- [Work instructions]: Lines with the word "Password" are the answer; copy each of them from the data below.

Items from a data source

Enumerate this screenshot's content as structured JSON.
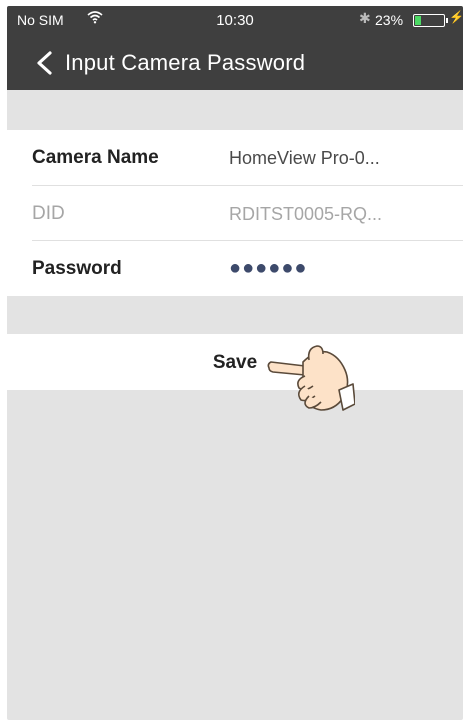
{
  "status_bar": {
    "carrier": "No SIM",
    "wifi_icon": "wifi-icon",
    "time": "10:30",
    "bluetooth_icon": "bluetooth-icon",
    "battery_percent": "23%",
    "battery_level": 0.23,
    "charging_icon": "bolt-icon",
    "battery_color": "#4cd964"
  },
  "nav": {
    "back_icon": "chevron-left-icon",
    "title": "Input Camera Password",
    "background": "#3f3f3f"
  },
  "form": {
    "rows": [
      {
        "label": "Camera Name",
        "value": "HomeView Pro-0..."
      },
      {
        "label": "DID",
        "value": "RDITST0005-RQ..."
      },
      {
        "label": "Password",
        "value": "●●●●●●"
      }
    ]
  },
  "actions": {
    "save_label": "Save"
  },
  "overlay": {
    "pointer_icon": "pointing-hand-icon"
  }
}
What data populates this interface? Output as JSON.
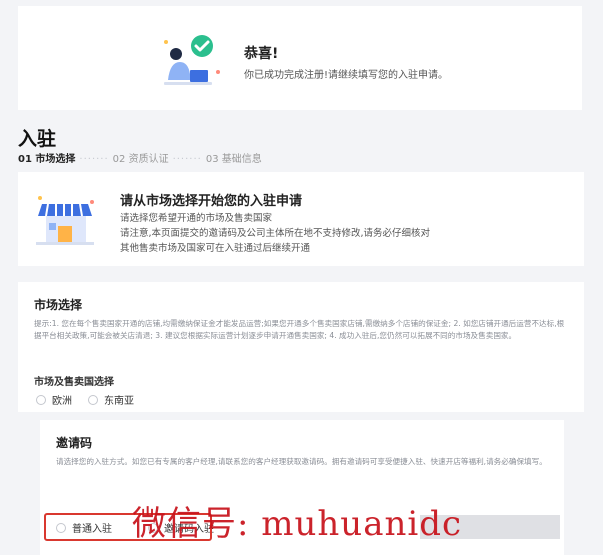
{
  "banner": {
    "title": "恭喜!",
    "subtitle": "你已成功完成注册!请继续填写您的入驻申请。"
  },
  "page": {
    "title": "入驻",
    "steps": [
      "01 市场选择",
      "02 资质认证",
      "03 基础信息"
    ],
    "active_step": 0
  },
  "intro": {
    "title": "请从市场选择开始您的入驻申请",
    "lines": [
      "请选择您希望开通的市场及售卖国家",
      "请注意,本页面提交的邀请码及公司主体所在地不支持修改,请务必仔细核对",
      "其他售卖市场及国家可在入驻通过后继续开通"
    ]
  },
  "market": {
    "title": "市场选择",
    "tip": "提示:1. 您在每个售卖国家开通的店铺,均需缴纳保证金才能发品运营;如果您开通多个售卖国家店铺,需缴纳多个店铺的保证金; 2. 如您店铺开通后运营不达标,根据平台相关政策,可能会被关店清退; 3. 建议您根据实际运营计划逐步申请开通售卖国家; 4. 成功入驻后,您仍然可以拓展不同的市场及售卖国家。",
    "region_label": "市场及售卖国选择",
    "options": [
      "欧洲",
      "东南亚"
    ]
  },
  "invite": {
    "title": "邀请码",
    "desc": "请选择您的入驻方式。如您已有专属的客户经理,请联系您的客户经理获取邀请码。拥有邀请码可享受便捷入驻、快速开店等福利,请务必确保填写。",
    "options": [
      "普通入驻",
      "邀请码入驻"
    ]
  },
  "watermark": "微信号: muhuanidc",
  "colors": {
    "accent_green": "#2bbf8e",
    "highlight_red": "#d9382f",
    "watermark_red": "#c8131b",
    "store_blue": "#3d6fe0"
  }
}
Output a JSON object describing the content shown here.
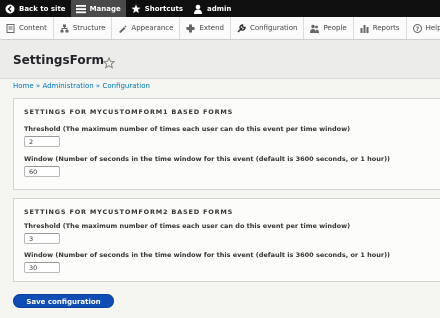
{
  "toolbar": {
    "back_label": "Back to site",
    "manage_label": "Manage",
    "shortcuts_label": "Shortcuts",
    "user_label": "admin"
  },
  "tray": {
    "items": [
      {
        "label": "Content",
        "icon": "content-icon"
      },
      {
        "label": "Structure",
        "icon": "structure-icon"
      },
      {
        "label": "Appearance",
        "icon": "appearance-icon"
      },
      {
        "label": "Extend",
        "icon": "extend-icon"
      },
      {
        "label": "Configuration",
        "icon": "wrench-icon"
      },
      {
        "label": "People",
        "icon": "people-icon"
      },
      {
        "label": "Reports",
        "icon": "reports-icon"
      },
      {
        "label": "Help",
        "icon": "help-icon"
      }
    ]
  },
  "page": {
    "title": "SettingsForm",
    "breadcrumb": [
      "Home",
      "Administration",
      "Configuration"
    ],
    "breadcrumb_sep": "»"
  },
  "forms": [
    {
      "legend": "SETTINGS FOR MYCUSTOMFORM1 BASED FORMS",
      "threshold_label": "Threshold (The maximum number of times each user can do this event per time window)",
      "threshold_value": "2",
      "window_label": "Window (Number of seconds in the time window for this event (default is 3600 seconds, or 1 hour))",
      "window_value": "60"
    },
    {
      "legend": "SETTINGS FOR MYCUSTOMFORM2 BASED FORMS",
      "threshold_label": "Threshold (The maximum number of times each user can do this event per time window)",
      "threshold_value": "3",
      "window_label": "Window (Number of seconds in the time window for this event (default is 3600 seconds, or 1 hour))",
      "window_value": "30"
    }
  ],
  "actions": {
    "save_label": "Save configuration"
  },
  "colors": {
    "toolbar_bg": "#0f0f0f",
    "link": "#0074bd",
    "primary_button": "#0f4db5"
  }
}
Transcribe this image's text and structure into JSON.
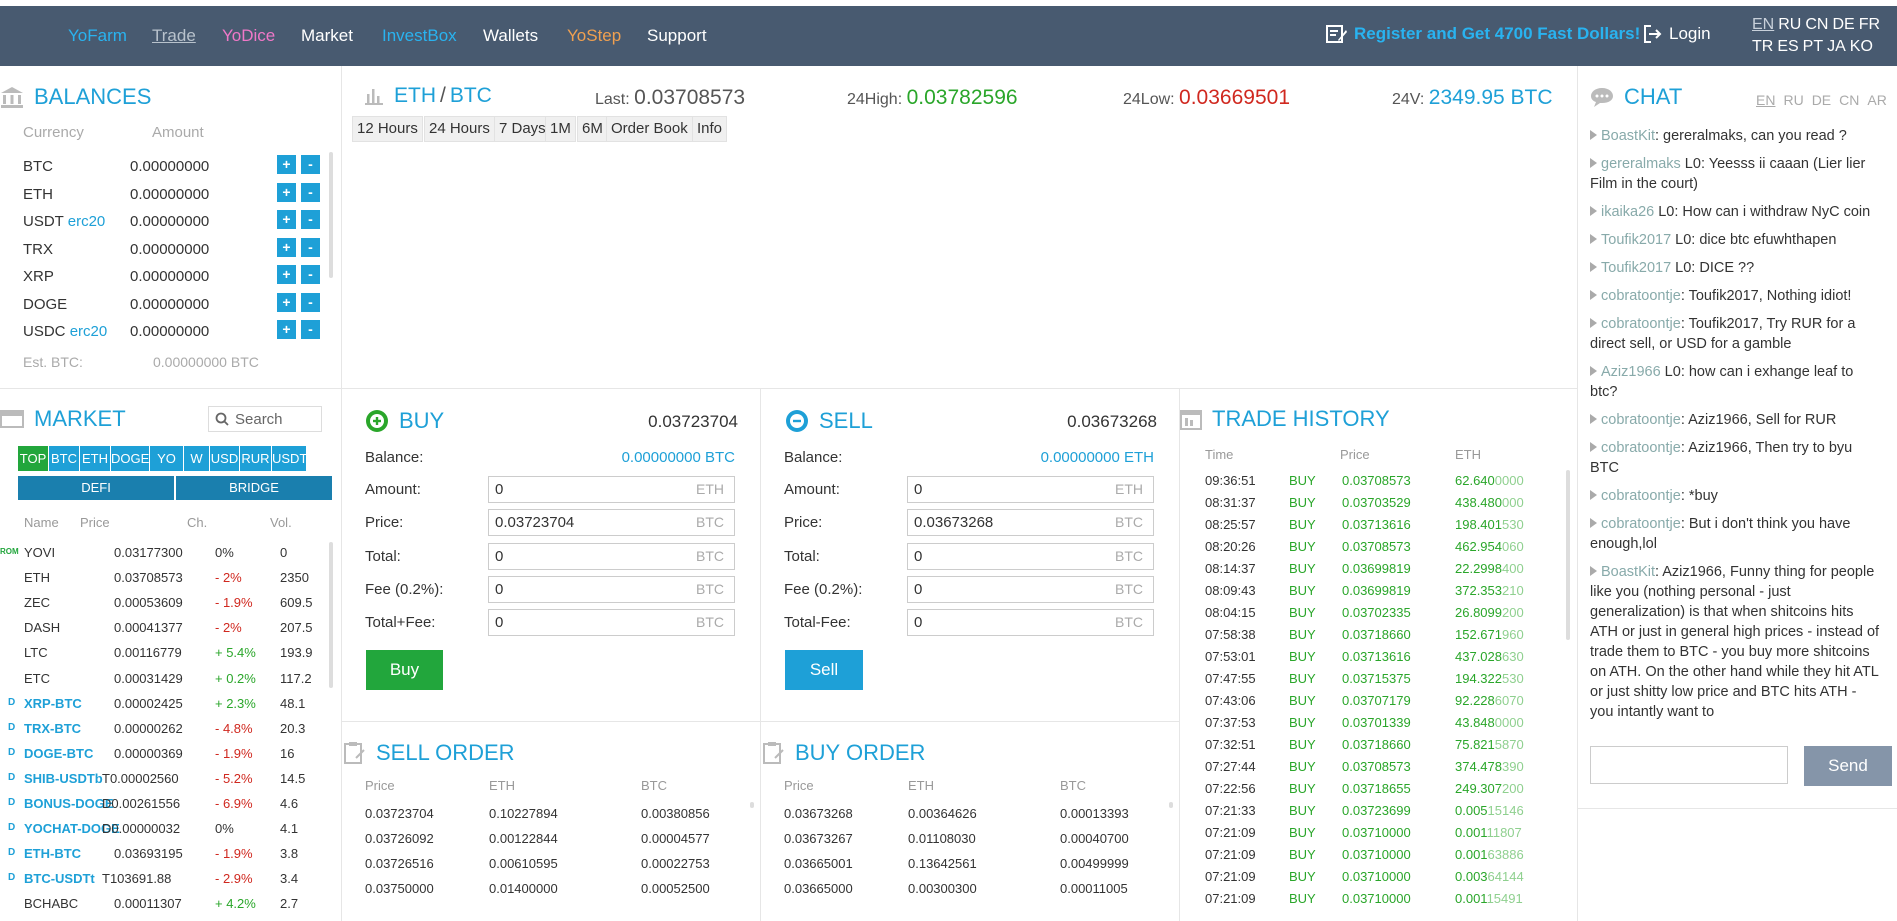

- [Written answer]:
    "title": "Input Camera Password",
        "label": "Password",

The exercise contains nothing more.